The Book of Exodus is essentially a story about God’s saving love for the oppressed Israelites. It begins with the birth of Moses and follows him as a young prince turned into a rebel and outlaw, then a shepherd, and finally THE prophet of God.

Why Moses? What was so unique about him that God should choose him to be His most intimate of prophets?

Moses is a complex man; passionate, pure, just, humble, at home no where, carrying always the burdens of his people and the word of God.

God identified him because he was unique, and that is what my drash-poem below is about; namely, the uniqueness that would draw Moses out to become the most important Jew in history.

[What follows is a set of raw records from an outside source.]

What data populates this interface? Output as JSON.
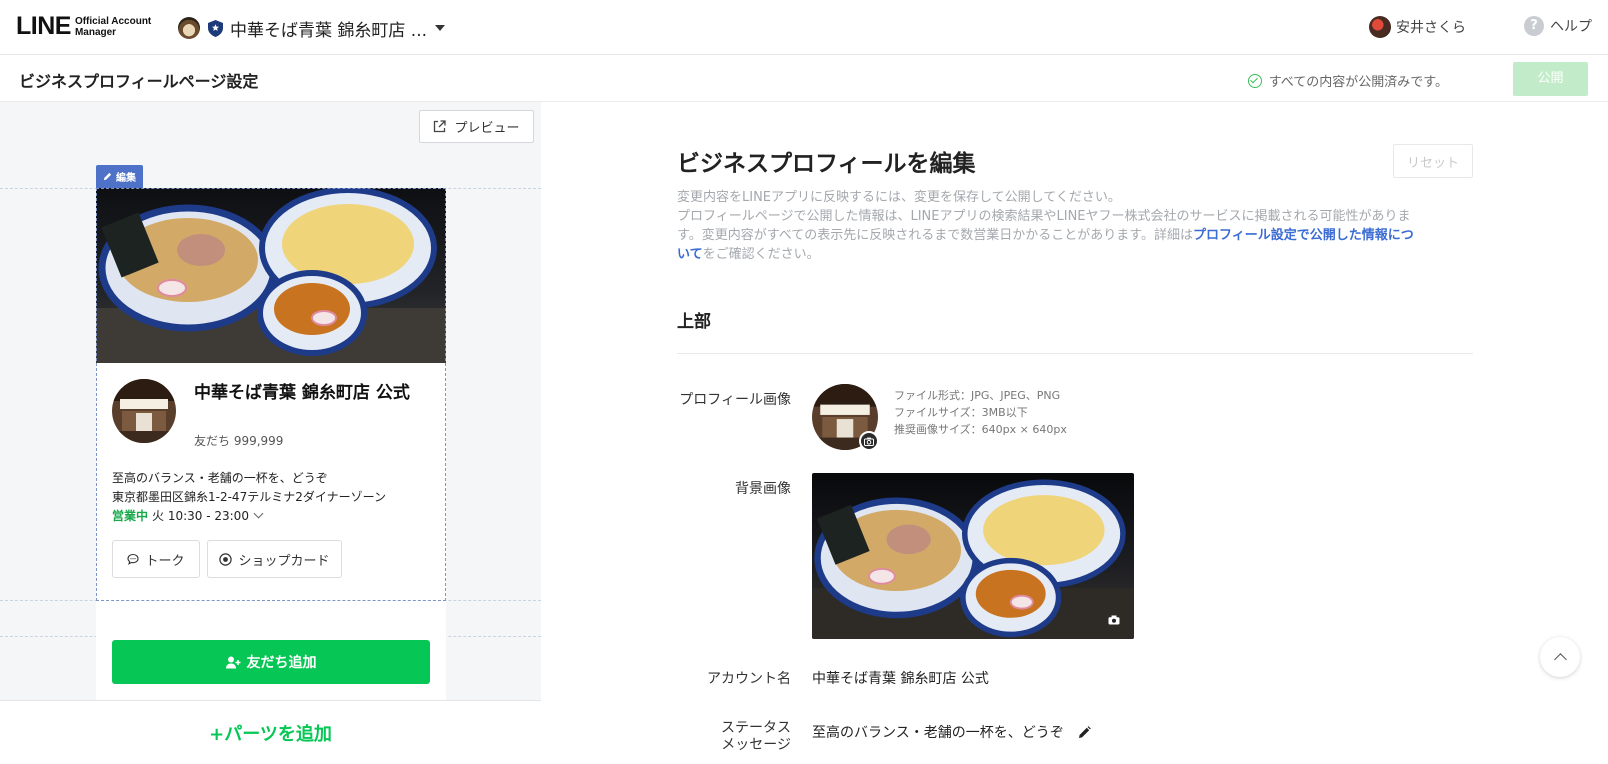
{
  "header": {
    "logo_line": "LINE",
    "logo_sub_1": "Official Account",
    "logo_sub_2": "Manager",
    "account_name": "中華そば青葉 錦糸町店 ...",
    "user_name": "安井さくら",
    "help_icon": "?",
    "help_label": "ヘルプ"
  },
  "subheader": {
    "page_title": "ビジネスプロフィールページ設定",
    "status": "すべての内容が公開済みです。",
    "publish_label": "公開"
  },
  "preview": {
    "preview_label": "プレビュー",
    "edit_tag": "編集",
    "name": "中華そば青葉 錦糸町店 公式",
    "friends": "友だち 999,999",
    "status_message": "至高のバランス・老舗の一杯を、どうぞ",
    "address": "東京都墨田区錦糸1-2-47テルミナ2ダイナーゾーン",
    "open_label": "営業中",
    "hours": "火 10:30 - 23:00",
    "talk_label": "トーク",
    "shopcard_label": "ショップカード",
    "add_friend_label": "友だち追加",
    "add_parts_label": "+パーツを追加"
  },
  "editor": {
    "title": "ビジネスプロフィールを編集",
    "reset_label": "リセット",
    "desc_line1": "変更内容をLINEアプリに反映するには、変更を保存して公開してください。",
    "desc_line2_pre": "プロフィールページで公開した情報は、LINEアプリの検索結果やLINEヤフー株式会社のサービスに掲載される可能性がありま",
    "desc_line2_mid": "す。変更内容がすべての表示先に反映されるまで数営業日かかることがあります。詳細は",
    "desc_link": "プロフィール設定で公開した情報につ",
    "desc_link_2": "いて",
    "desc_tail": "をご確認ください。",
    "section_title": "上部",
    "profile_image_label": "プロフィール画像",
    "file_format": "ファイル形式：JPG、JPEG、PNG",
    "file_size": "ファイルサイズ：3MB以下",
    "recommended_size": "推奨画像サイズ：640px × 640px",
    "bg_image_label": "背景画像",
    "account_name_label": "アカウント名",
    "account_name_value": "中華そば青葉 錦糸町店 公式",
    "status_label_1": "ステータス",
    "status_label_2": "メッセージ",
    "status_value": "至高のバランス・老舗の一杯を、どうぞ"
  },
  "colors": {
    "line_green": "#06c755",
    "publish_disabled": "#c2ecc9",
    "link_blue": "#3b6bd4",
    "edit_tag_blue": "#4d72c8",
    "open_green": "#17a84a"
  }
}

Dr. Martin Luther King, though not Moses, was a prophet for our times, and on this weekend we celebrate his legacy.


So often we walk about in a daze, / Eyes sunk in creviced faces / Fettered to worldly tasks / Blind to rainbows.

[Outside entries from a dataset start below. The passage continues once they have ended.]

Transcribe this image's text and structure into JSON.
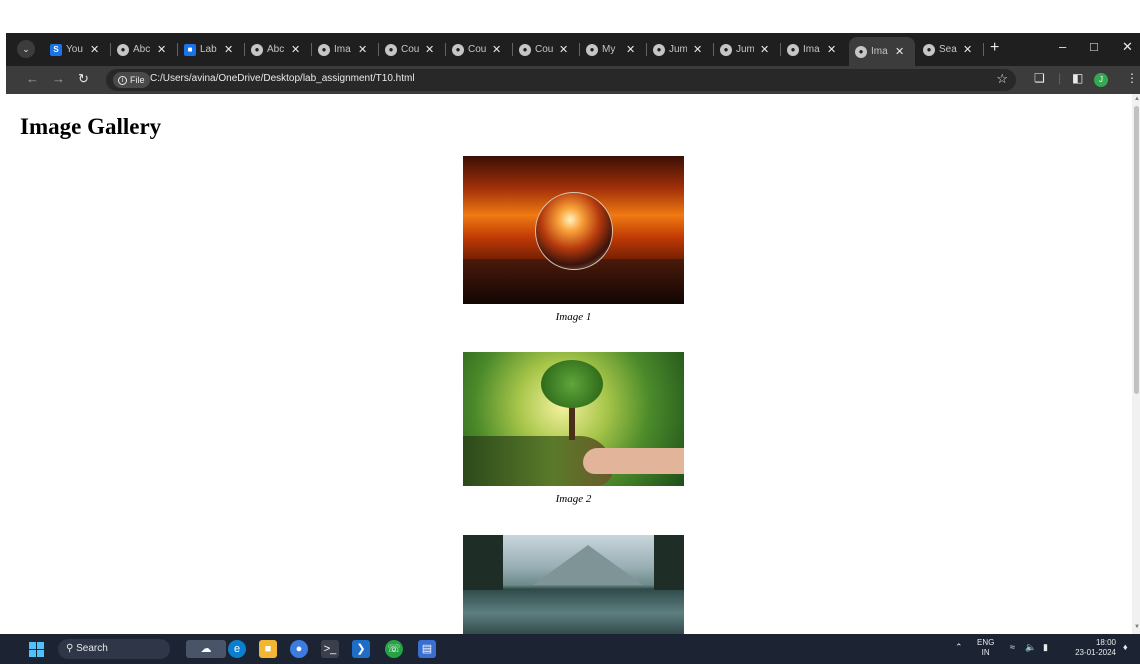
{
  "browser": {
    "tabs": [
      {
        "label": "You",
        "icon": "s-icon"
      },
      {
        "label": "Abc",
        "icon": "globe-icon"
      },
      {
        "label": "Lab",
        "icon": "classroom-icon"
      },
      {
        "label": "Abc",
        "icon": "globe-icon"
      },
      {
        "label": "Ima",
        "icon": "globe-icon"
      },
      {
        "label": "Cou",
        "icon": "globe-icon"
      },
      {
        "label": "Cou",
        "icon": "globe-icon"
      },
      {
        "label": "Cou",
        "icon": "globe-icon"
      },
      {
        "label": "My",
        "icon": "globe-icon"
      },
      {
        "label": "Jum",
        "icon": "globe-icon"
      },
      {
        "label": "Jum",
        "icon": "globe-icon"
      },
      {
        "label": "Ima",
        "icon": "globe-icon"
      },
      {
        "label": "Ima",
        "icon": "globe-icon",
        "active": true
      },
      {
        "label": "Sea",
        "icon": "globe-icon"
      }
    ],
    "omnibox": {
      "chip": "File",
      "url": "C:/Users/avina/OneDrive/Desktop/lab_assignment/T10.html"
    },
    "profile_initial": "J"
  },
  "page": {
    "heading": "Image Gallery",
    "images": [
      {
        "caption": "Image 1"
      },
      {
        "caption": "Image 2"
      },
      {
        "caption": ""
      }
    ]
  },
  "taskbar": {
    "search_label": "Search",
    "lang_line1": "ENG",
    "lang_line2": "IN",
    "time": "18:00",
    "date": "23-01-2024"
  }
}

I imagine Moses, in Midian, like that, / Brooding in exile, / Burdened by his people’s suffering, / Knowing that each day / They scream from stopped-up hearts / Shedding silent tears.

A simple shepherd Moses had become / Staff in hand / Counting sheep / Until one day / Weaving through rocks / Among bramble bushes / The shepherd heard thorns popping. / Turning his head / His eyes were opened / And he would never be the same.

God had from his birth taken note of him / And waited until this moment / To choose him as prophet.

Dodi dofek pitchi li / A-choti ra-yati yo-nati ta-mati. / Open to me, my dove, / my twin, my undefiled one. (Song of Songs 5:2)

Moses heard the Divine voice / His eyes beheld angels / His soul flowed with a sacred river / Of Shechinah light.

‘Why me? / Why should I behold such wondrous things? / Unworthy am I!’

God said, / ‘Moses – I have chosen you / Because you are soft / Because you weep / Because your heart is burdened and worried / Because you know this world’s cruelty / Yet you have not become cruel / Nor do you stand idly by.

You are a tender of sheep / And you will lead my people / With the shepherd’s staff / From Egypt / And teach them to open their stopped-up hearts / Without fear.’

Trembling, Moses peered a second time / Into the bush aflame / Free from ash and smoke.

His eyes opened as in a dream / And he heard a soft murmuring sound / Like the sound breath makes passing through parted lips.


Two voicesOne utterance! / He hid his face / For the more Moses heard / The brighter was the light / And he knew he must turn away / Or die.

The prophet’s thoughts were free / Soaring beyond form / No longer of self. / To this very day / There has not been a purer soul than his.

God said, ‘Come no closer, Moses! / Remove your shoes / Stand barefoot here on this earth / For I want your soul.

I am here with you and in you / I am every thing / And no thing / And You are Me. / I see that which is and which is not / And I hear it all.

Take heed shepherd/prince / For My people‘s blood  / Calls to me from the ground. / The living suffer still / A thousand deaths.

You must go and take them out! / Every crying child / Every lashed man / Every woman screaming silent tears.

And Moses, know this / “With weeping they will come, / And with compassion will I guide them.” (Jeremiah 31:8) / The people’s exile began with tears / And it will end with tears.

I have recorded their story in a Book / Black fire on white fire / Letters on parchment / Telling of slaves / Seeing light / Turning to Me / Becoming a nation.

The Book is My spirit / The letters are My heart / They are near to you / That you might do them / And teach them / And redeem My world / That it might not be consumed in flames.